PN100104EA

EMBARGOED UNTIL 00.01

SATURDAY 10 JANUARY 2004

THE UK IS STILL PERMEATED WITH AGEISM. LONGER LIFE EXPECTANCY REQUIRES A RADICAL RETHINK OF THE ROLE OF OLDER PEOPLE IN THE ECONOMY AND SOCIETY IN GENERAL. THE TIME HAS COME FOR BLATANT AGE DISCRIMINATION TO BE ENDED.

The Lords Economic Affairs Committee has called for the Government to consider replacing the basic state pension with a non-means tested citizenship pension dependent on years of residence, rather than on contribution to National Insurance. This provides the foundation for the necessary development of a scheme of additional pensions financed by voluntary saving.

The Lords inquiry into Aspects of the Economics of an Ageing Population found the current state pension system is failing many women and ethnic minorities who are most vulnerable to poverty in old age. 

The report (which examined pensions policy, the supply of labour, age discrimination, and retirement age) concluded that population ageing does not pose a threat to the continued prosperity and growth of the UK economy.

The Chairman of the Committee Lord Peston said:

"The UK has adapted well to challenges and opportunities posed by an ageing society. New laws on age discrimination in 2006 should help empower and encourage far greater participation of older workers. Nonetheless, a bias against employing older people and of appointing them to public bodies remains; this is economically inefficient and ethically unacceptable. It should be ended, and the government, in particular must take a lead."

Citizenship Pension

The Government should urgently investigate the option of providing a decent non-means tested basic citizenship pension based on years of residence, rather than on full contribution record. (para 8.10 −8.13)

Means Testing

The Government's heavy and growing reliance on means testing is regrettable as it taxes some of the poorest pensioners at marginal rates at least as high as those imposed on the rich. (paras 10.16 - 10.28)

Retirement Age

The Government should not permit the continued use of a normal retirement age by employers, whether at age 65,70 or 75, unless the employer can provide an objective justification for the use of age rather than performance criteria in determining employability. (para 6.43)

Age Discrimination Legislation

The report also claims that the EU Employment Directive on Equal Treatment (the age component is due to be implemented in 2006) is likely to have a profound impact on employment practices and workers in the UK. (para 6.28 − 6.46)

(The Government will determine how to incorporate the age component of the Directive into UK legislation after it completes its consultation on Equality and Diversity: Age Matters in Spring 2004.)

We recommend the UK's forthcoming legislation provide access to rapid and low-cost arbitration of age discrimination disputes. (para 6.41) The Government should be as explicit as possible about where exceptions to the law may exist. (para 6.34)

Workforce Participation

The Committee support the Government's aim of encouraging more people between ages 50 − 64  (and over) to participate in paid employment.

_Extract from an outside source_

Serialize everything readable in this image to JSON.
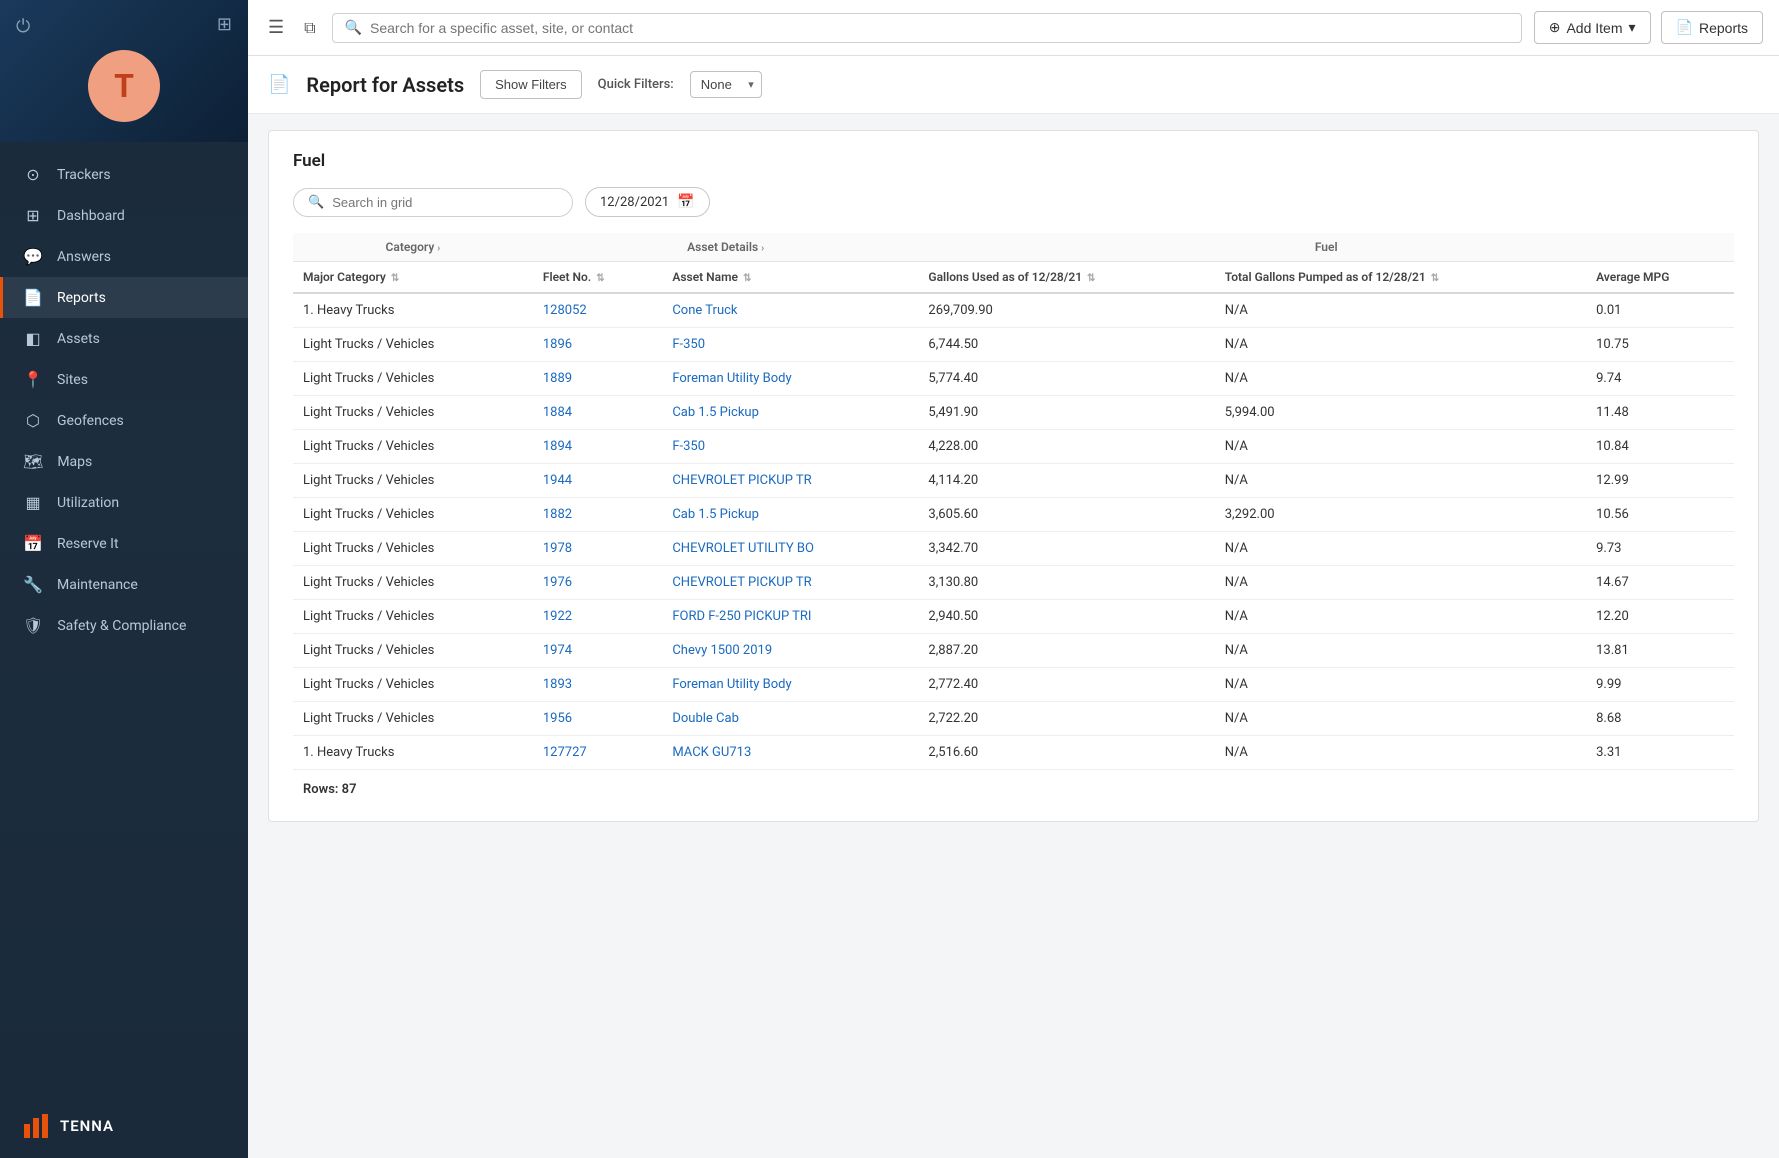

More needs to be done to specifically address large regional disparities. (para 4.27)

The Relationship between Age and Job Performance

The Government should Commission research on the relationship between age and job performance to inform future policy. (paras 5.18 - 5.26)

NOTES FOR EDITORS

1. The Members of the Economic Affairs Committee on this inquiry were:

Lord Barnett

Lord Burns

Lord Elder

Baroness Hogg

Lord Newby

Lord Oakeshott of Seagrove Bay

Baroness O'Cathain

Lord Paul

Lord Peston ( Chairman)

Lord Roll of Ipsden

Lord Sheppard of Didgemere

Lord Vinson

2. The report is published by the Stationery Office: Aspects of the Economics of an Ageing Population, House of Lords Economic Affairs Committee, 4th Report, Session 2002−03, HL Paper 179.

3. In the mid 19th century, average life expectancy for men was 42; today it is over 75. 

4. The average UK employment rate for 50 − 64 year-old-men is 70%, ranging from a high of 78% in the South East to a low of 55% in the North East. Women's average participation rate of 55% ranges from a high of 62% in the South East to a low of 45% in Wales.

For embargoed reports contact: Amanda Cook on 020 7219 6968.

For further information contact: Robert Graham-Harrison, Clerk to the Committee, on 020 7219 5358.     

 [ENDS]